The museum is open Fridays through Tuesdays 11 a.m. to 4 p.m. Free timed-entry passes are required. Review our latest visitor safety guidelines.

Model of a Cubic Surface by Richard P. Baker, Baker #430

Model of a Cubic Surface by Richard P. Baker, Baker #430

<< >>
Usage conditions apply
This geometric model was constructed by Richard P. Baker in the early twentieth century when he was Associate Professor of Mathematics at the University of Iowa. Baker believed that models were essential for the teaching of many parts of mathematics and physics, and over one hundred of his models are in the museum collections.
A typed label attached to a side of this model reads No. 430 (/) CUBIC SURFACE xyz-y+z=0. An entry for this model is in Baker's 1931 catalog in the section on "Analytic Geometry (/) Cyclides." Cyclides are quartic, not cubic, surfaces (e.g. they are of degree 2, not degree 3), which makes this grouping puzzling.
Although the model appears to be divided into four regions, the cubic surface has three separate components. In the photographs NMAH-DOR2014-00228 and NMAH-DOR2014-00230 one can see that one of the three components is colored pink and appears to have all z values positive and that another which is diagonally opposite it appears to have all z values negative. As seen in the same photographs, the third component is comprised of the part of the surface that is colored yellow and the part of the surface that appears above the label.
We can determine which is the first octant, i.e., where all three coordinates are either 0 or are positive, by looking at the vertical diagonals, y= x and y=-x. By substituting y for -x in the original equation we find that vertical diagonal is not defined for x=1 and x=-1. As can be seen on the two photographs listed above, this implies that y=-x is the vertical diagonal that intersects the two small components and, therefore, that the portion of the surface for which x=y must be contained in the union of the first octant and the octant in which all the coordinates are either 0 or are negative.
On that vertical diagonal the equation of the surface becomes x2z – x + z=0 so z=x/(x2 + 1). Since the denominator is always positive, z and x must have the same sign along the diagonal. It is clear from the first photograph listed above that the octant above the label satisfies the condition needed to be the first octant.
An entry describing this model appears in Baker’s 1931 catalog in an untitled subsection of the section on Analytic Geometry that follows the Cyclides subsection.
Richard P. Baker, Mathematical Models, Iowa City, 1931, p. 10.
Currently not on view
Object Name
geometric model
date made
ca 1906-1935
Baker, Richard P.
Physical Description
plaster (overall material)
wood (overall material)
metal (overall material)
pink (overall color)
green (overall color)
yellow (overall color)
blue (overall color)
plaster cast, bolted to base. (overall production method/technique)
average spatial: 12 cm x 19.7 cm x 20.1 cm; 4 23/32 in x 7 3/4 in x 7 29/32 in
ID Number
accession number
catalog number
Credit Line
Gift of Frances E. Baker
See more items in
Medicine and Science: Mathematics
Science & Mathematics
Data Source
National Museum of American History
Nominate this object for photography.   

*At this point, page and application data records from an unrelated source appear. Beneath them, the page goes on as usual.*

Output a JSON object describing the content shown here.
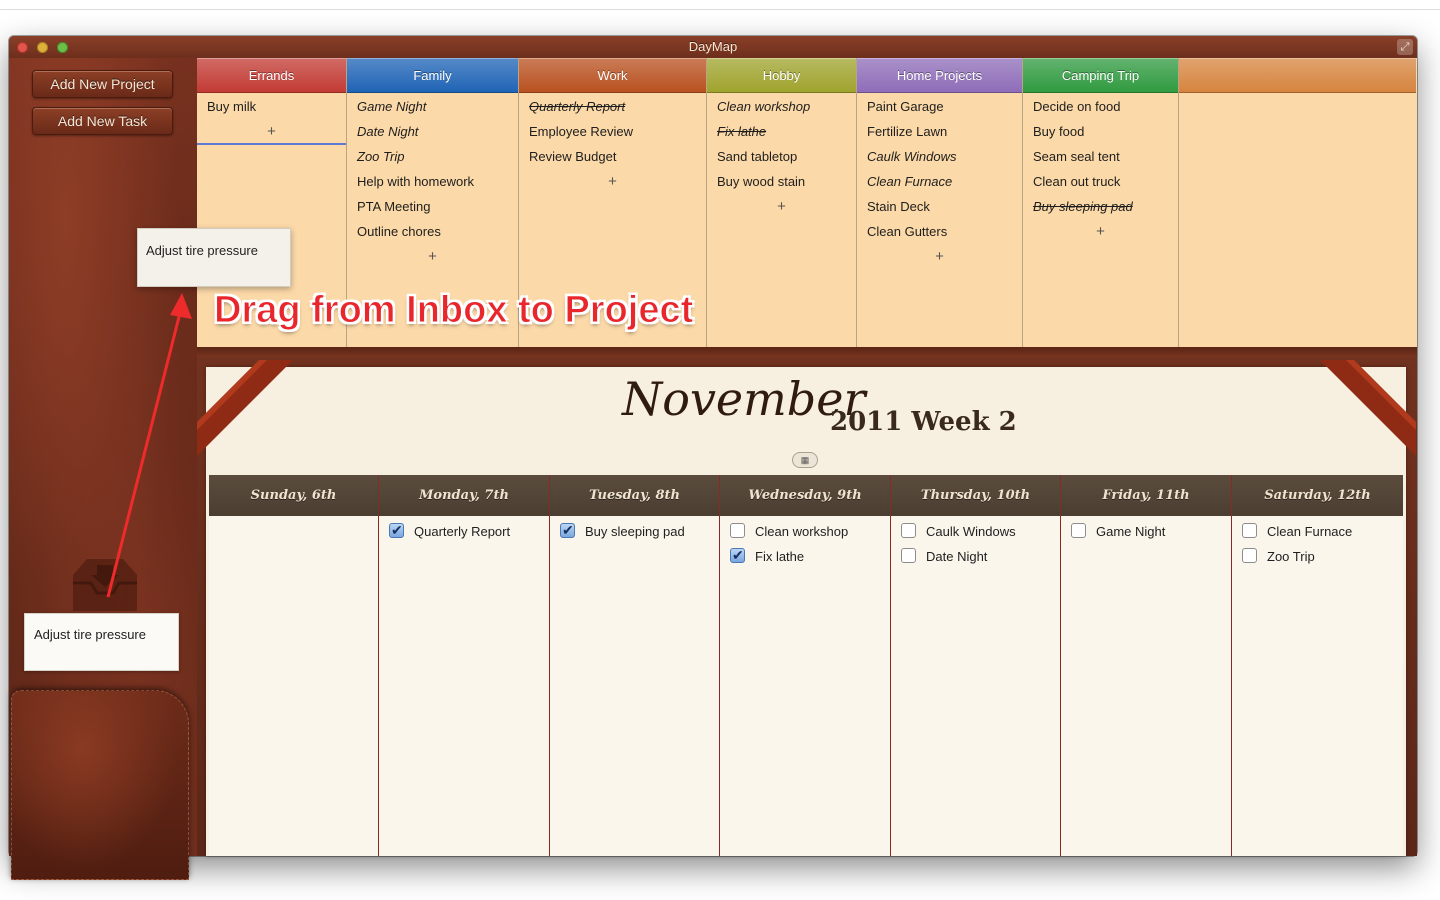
{
  "window": {
    "title": "DayMap"
  },
  "sidebar": {
    "add_project_label": "Add New Project",
    "add_task_label": "Add New Task",
    "inbox_note": "Adjust tire pressure",
    "dragging_note": "Adjust tire pressure"
  },
  "projects": [
    {
      "name": "Errands",
      "color": "#c23a33",
      "items": [
        {
          "text": "Buy milk",
          "style": "normal"
        }
      ]
    },
    {
      "name": "Family",
      "color": "#1e63b5",
      "items": [
        {
          "text": "Game Night",
          "style": "italic"
        },
        {
          "text": "Date Night",
          "style": "italic"
        },
        {
          "text": "Zoo Trip",
          "style": "italic"
        },
        {
          "text": "Help with homework",
          "style": "normal"
        },
        {
          "text": "PTA Meeting",
          "style": "normal"
        },
        {
          "text": "Outline chores",
          "style": "normal"
        }
      ]
    },
    {
      "name": "Work",
      "color": "#b8501f",
      "items": [
        {
          "text": "Quarterly Report",
          "style": "done"
        },
        {
          "text": "Employee Review",
          "style": "normal"
        },
        {
          "text": "Review Budget",
          "style": "normal"
        }
      ]
    },
    {
      "name": "Hobby",
      "color": "#9fa32c",
      "items": [
        {
          "text": "Clean workshop",
          "style": "italic"
        },
        {
          "text": "Fix lathe",
          "style": "done"
        },
        {
          "text": "Sand tabletop",
          "style": "normal"
        },
        {
          "text": "Buy wood stain",
          "style": "normal"
        }
      ]
    },
    {
      "name": "Home Projects",
      "color": "#8e6cb8",
      "items": [
        {
          "text": "Paint Garage",
          "style": "normal"
        },
        {
          "text": "Fertilize Lawn",
          "style": "normal"
        },
        {
          "text": "Caulk Windows",
          "style": "italic"
        },
        {
          "text": "Clean Furnace",
          "style": "italic"
        },
        {
          "text": "Stain Deck",
          "style": "normal"
        },
        {
          "text": "Clean Gutters",
          "style": "normal"
        }
      ]
    },
    {
      "name": "Camping Trip",
      "color": "#2f9a3f",
      "items": [
        {
          "text": "Decide on food",
          "style": "normal"
        },
        {
          "text": "Buy food",
          "style": "normal"
        },
        {
          "text": "Seam seal tent",
          "style": "normal"
        },
        {
          "text": "Clean out truck",
          "style": "normal"
        },
        {
          "text": "Buy sleeping pad",
          "style": "done"
        }
      ]
    },
    {
      "name": "",
      "color": "#d6843e",
      "items": []
    }
  ],
  "add_symbol": "+",
  "calendar": {
    "month": "November",
    "year_week": "2011  Week 2",
    "toggle_icon": "▦",
    "days": [
      {
        "label": "Sunday, 6th",
        "tasks": []
      },
      {
        "label": "Monday, 7th",
        "tasks": [
          {
            "text": "Quarterly Report",
            "checked": true
          }
        ]
      },
      {
        "label": "Tuesday, 8th",
        "tasks": [
          {
            "text": "Buy sleeping pad",
            "checked": true
          }
        ]
      },
      {
        "label": "Wednesday, 9th",
        "tasks": [
          {
            "text": "Clean workshop",
            "checked": false
          },
          {
            "text": "Fix lathe",
            "checked": true
          }
        ]
      },
      {
        "label": "Thursday, 10th",
        "tasks": [
          {
            "text": "Caulk Windows",
            "checked": false
          },
          {
            "text": "Date Night",
            "checked": false
          }
        ]
      },
      {
        "label": "Friday, 11th",
        "tasks": [
          {
            "text": "Game Night",
            "checked": false
          }
        ]
      },
      {
        "label": "Saturday, 12th",
        "tasks": [
          {
            "text": "Clean Furnace",
            "checked": false
          },
          {
            "text": "Zoo Trip",
            "checked": false
          }
        ]
      }
    ]
  },
  "annotation": {
    "text": "Drag from Inbox to Project",
    "color": "#e8262b"
  }
}
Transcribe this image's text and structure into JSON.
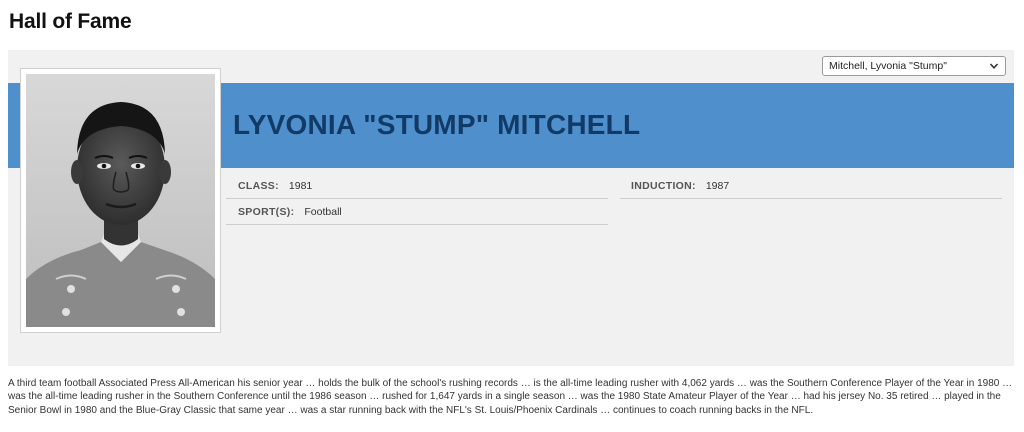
{
  "page": {
    "title": "Hall of Fame"
  },
  "selector": {
    "selected": "Mitchell, Lyvonia \"Stump\"",
    "icon": "chevron-down-icon"
  },
  "inductee": {
    "name": "LYVONIA \"STUMP\" MITCHELL",
    "photo_icon": "inductee-portrait",
    "fields": {
      "class_label": "CLASS:",
      "class_value": "1981",
      "induction_label": "INDUCTION:",
      "induction_value": "1987",
      "sport_label": "SPORT(S):",
      "sport_value": "Football"
    },
    "bio": "A third team football Associated Press All-American his senior year … holds the bulk of the school's rushing records … is the all-time leading rusher with 4,062 yards … was the Southern Conference Player of the Year in 1980 … was the all-time leading rusher in the Southern Conference until the 1986 season … rushed for 1,647 yards in a single season … was the 1980 State Amateur Player of the Year … had his jersey No. 35 retired … played in the Senior Bowl in 1980 and the Blue-Gray Classic that same year … was a star running back with the NFL's St. Louis/Phoenix Cardinals … continues to coach running backs in the NFL."
  },
  "colors": {
    "banner": "#4f8fcc",
    "name_text": "#123a66",
    "panel": "#f1f1f1"
  }
}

Our collection database is a work in progress. We may update this record based on further research and review. Learn more about our approach to sharing our collection online.

If you would like to know how you can use content on this page, see the Smithsonian's Terms of Use. If you need to request an image for publication or other use, please visit Rights and Reproductions.


Add a comment about this object